Which brings up the second question: When pressed, the more honest advocates (like Levy) of increased public-safety (or other basic-service) spending will tell you that raising taxes isn't such a bad thing. Austin is maxed out on how much sales tax it can charge, though the Legislature can always change that, and special sales-tax-funded "crime control" districts supplement police funding in Fort Worth and other Texas towns. But after the last 18 months, nobody will be looking very longingly at making city services more dependent on sales tax than they are now. As for hiking property taxes, we've banged that drum enough times in this space, but it's pretty clear the city's going to have to raise those -- modestly, but more than they've gone up in years -- just to cover the projected $70 million budget shortfall.
Others (like several council members) feel that taking the money out of Austin Energy isn't such a bad thing either, and you'll likely see the amount of the AE-General Fund transfer increase this year as well. But that, like a property tax hike, runs counter to years of City Hall practice; not too long ago, former City Manager Jesus Garza talked routinely of "weaning" the General Fund from the AE transfer, especially if retail electric competition were to come to town. So that's not a long-term strategy either.
What does that leave? An honest debate, but not a pretty one. Either Austinites swallow hard and agree to major-league tax and fee increases, or it learns to live without services like parks and libraries, or it puts the brakes on public-safety spending.
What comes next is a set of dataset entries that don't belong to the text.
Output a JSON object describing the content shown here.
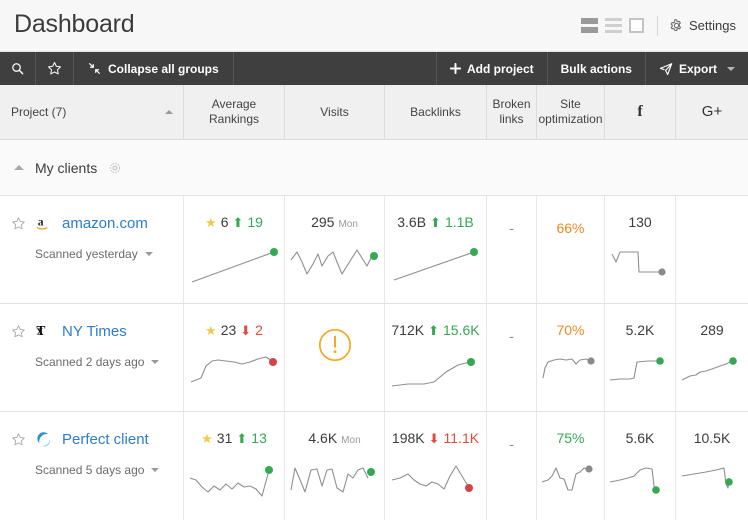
{
  "header": {
    "title": "Dashboard",
    "view_modes": [
      {
        "name": "view-mode-compact",
        "selected": true
      },
      {
        "name": "view-mode-rows",
        "selected": false
      },
      {
        "name": "view-mode-cards",
        "selected": false
      }
    ],
    "settings_label": "Settings",
    "gear_icon": "gear-icon"
  },
  "toolbar": {
    "search_icon": "search-icon",
    "favorite_icon": "star-icon",
    "collapse_icon": "collapse-icon",
    "collapse_label": "Collapse all groups",
    "add_project_label": "Add project",
    "add_project_icon": "plus-icon",
    "bulk_actions_label": "Bulk actions",
    "export_label": "Export",
    "export_icon": "paper-plane-icon",
    "export_caret_icon": "caret-down-icon"
  },
  "columns": [
    {
      "label": "Project (7)",
      "name": "column-project"
    },
    {
      "label": "Average Rankings",
      "name": "column-average-rankings"
    },
    {
      "label": "Visits",
      "name": "column-visits"
    },
    {
      "label": "Backlinks",
      "name": "column-backlinks"
    },
    {
      "label": "Broken links",
      "name": "column-broken-links"
    },
    {
      "label": "Site optimization",
      "name": "column-site-optimization"
    },
    {
      "label": "f",
      "name": "column-facebook"
    },
    {
      "label": "G+",
      "name": "column-google-plus"
    }
  ],
  "group": {
    "name": "My clients",
    "collapse_icon": "chevron-up-icon",
    "settings_icon": "gear-icon"
  },
  "rows": [
    {
      "name": "amazon.com",
      "icon": "amazon-icon",
      "scanned": "Scanned yesterday",
      "favorite": false,
      "average_rankings": {
        "starred": true,
        "value": "6",
        "delta": "19",
        "direction": "up"
      },
      "visits": {
        "value": "295",
        "unit": "Mon"
      },
      "backlinks": {
        "value": "3.6B",
        "delta": "1.1B",
        "direction": "up"
      },
      "broken_links": "-",
      "site_optimization": {
        "value": "66%",
        "color": "#f08a24"
      },
      "facebook": "130",
      "google_plus": ""
    },
    {
      "name": "NY Times",
      "icon": "nytimes-icon",
      "scanned": "Scanned 2 days ago",
      "favorite": false,
      "average_rankings": {
        "starred": true,
        "value": "23",
        "delta": "2",
        "direction": "down"
      },
      "visits": {
        "value": "",
        "unit": "",
        "alert": true
      },
      "backlinks": {
        "value": "712K",
        "delta": "15.6K",
        "direction": "up"
      },
      "broken_links": "-",
      "site_optimization": {
        "value": "70%",
        "color": "#f08a24"
      },
      "facebook": "5.2K",
      "google_plus": "289"
    },
    {
      "name": "Perfect client",
      "icon": "perfect-client-icon",
      "scanned": "Scanned 5 days ago",
      "favorite": false,
      "average_rankings": {
        "starred": true,
        "value": "31",
        "delta": "13",
        "direction": "up"
      },
      "visits": {
        "value": "4.6K",
        "unit": "Mon"
      },
      "backlinks": {
        "value": "198K",
        "delta": "11.1K",
        "direction": "down"
      },
      "broken_links": "-",
      "site_optimization": {
        "value": "75%",
        "color": "#35a853"
      },
      "facebook": "5.6K",
      "google_plus": "10.5K"
    }
  ],
  "colors": {
    "link": "#2b7cd3",
    "up": "#35a853",
    "down": "#e24b3b",
    "warn": "#f08a24",
    "toolbar_bg": "#3f3f3f"
  }
}
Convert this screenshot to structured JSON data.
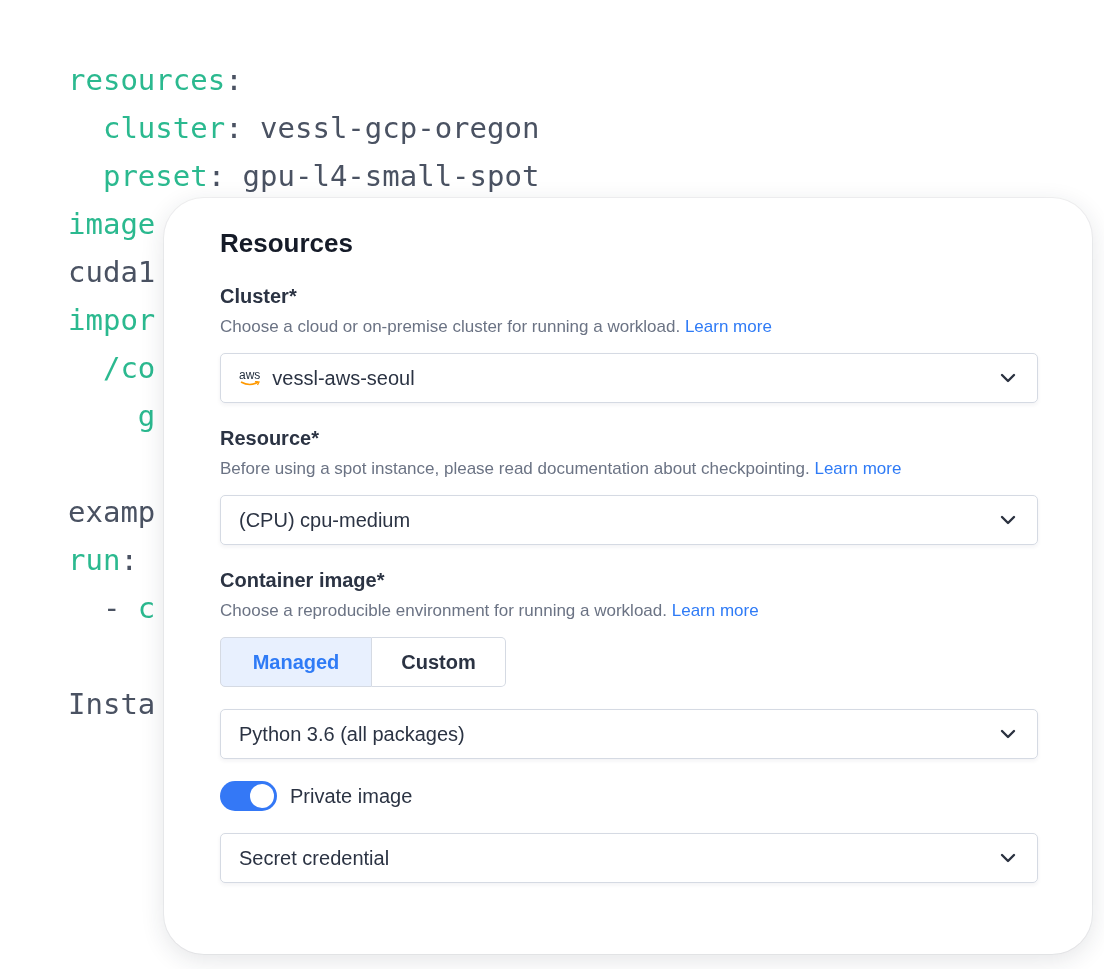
{
  "code_blocks": [
    {
      "lines": [
        [
          {
            "text": "resources",
            "kind": "key"
          },
          {
            "text": ":",
            "kind": "plain"
          }
        ],
        [
          {
            "text": "  cluster",
            "kind": "key"
          },
          {
            "text": ": vessl-gcp-oregon",
            "kind": "plain"
          }
        ],
        [
          {
            "text": "  preset",
            "kind": "key"
          },
          {
            "text": ": gpu-l4-small-spot",
            "kind": "plain"
          }
        ],
        [
          {
            "text": "image",
            "kind": "key"
          }
        ],
        [
          {
            "text": "cuda1",
            "kind": "plain"
          }
        ],
        [
          {
            "text": "impor",
            "kind": "key"
          }
        ],
        [
          {
            "text": "  /co",
            "kind": "key"
          }
        ],
        [
          {
            "text": "    g",
            "kind": "key"
          }
        ]
      ]
    },
    {
      "lines": [
        [
          {
            "text": "examp",
            "kind": "plain"
          }
        ],
        [
          {
            "text": "run",
            "kind": "key"
          },
          {
            "text": ":",
            "kind": "plain"
          }
        ],
        [
          {
            "text": "  - ",
            "kind": "plain"
          },
          {
            "text": "c",
            "kind": "key"
          }
        ]
      ]
    },
    {
      "lines": [
        [
          {
            "text": "Insta",
            "kind": "plain"
          }
        ]
      ]
    }
  ],
  "panel": {
    "title": "Resources",
    "fields": [
      {
        "label": "Cluster*",
        "description": "Choose a cloud or on-premise cluster for running a workload.",
        "link": "Learn more",
        "controls": [
          {
            "kind": "select",
            "logo": "aws",
            "value": "vessl-aws-seoul"
          }
        ]
      },
      {
        "label": "Resource*",
        "description": "Before using a spot instance, please read documentation about checkpointing.",
        "link": "Learn more",
        "controls": [
          {
            "kind": "select",
            "value": "(CPU) cpu-medium"
          }
        ]
      },
      {
        "label": "Container image*",
        "description": "Choose a reproducible environment for running a workload.",
        "link": "Learn more",
        "controls": [
          {
            "kind": "segmented",
            "options": [
              {
                "label": "Managed",
                "selected": true
              },
              {
                "label": "Custom",
                "selected": false
              }
            ]
          },
          {
            "kind": "select",
            "value": "Python 3.6 (all packages)"
          },
          {
            "kind": "toggle",
            "label": "Private image",
            "on": true
          },
          {
            "kind": "select",
            "value": "Secret credential"
          }
        ]
      }
    ]
  }
}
This year, City Hall has made clear its intention of doing a little of each, spreading the pain equally without killing anybody. And probably without pleasing anybody, either.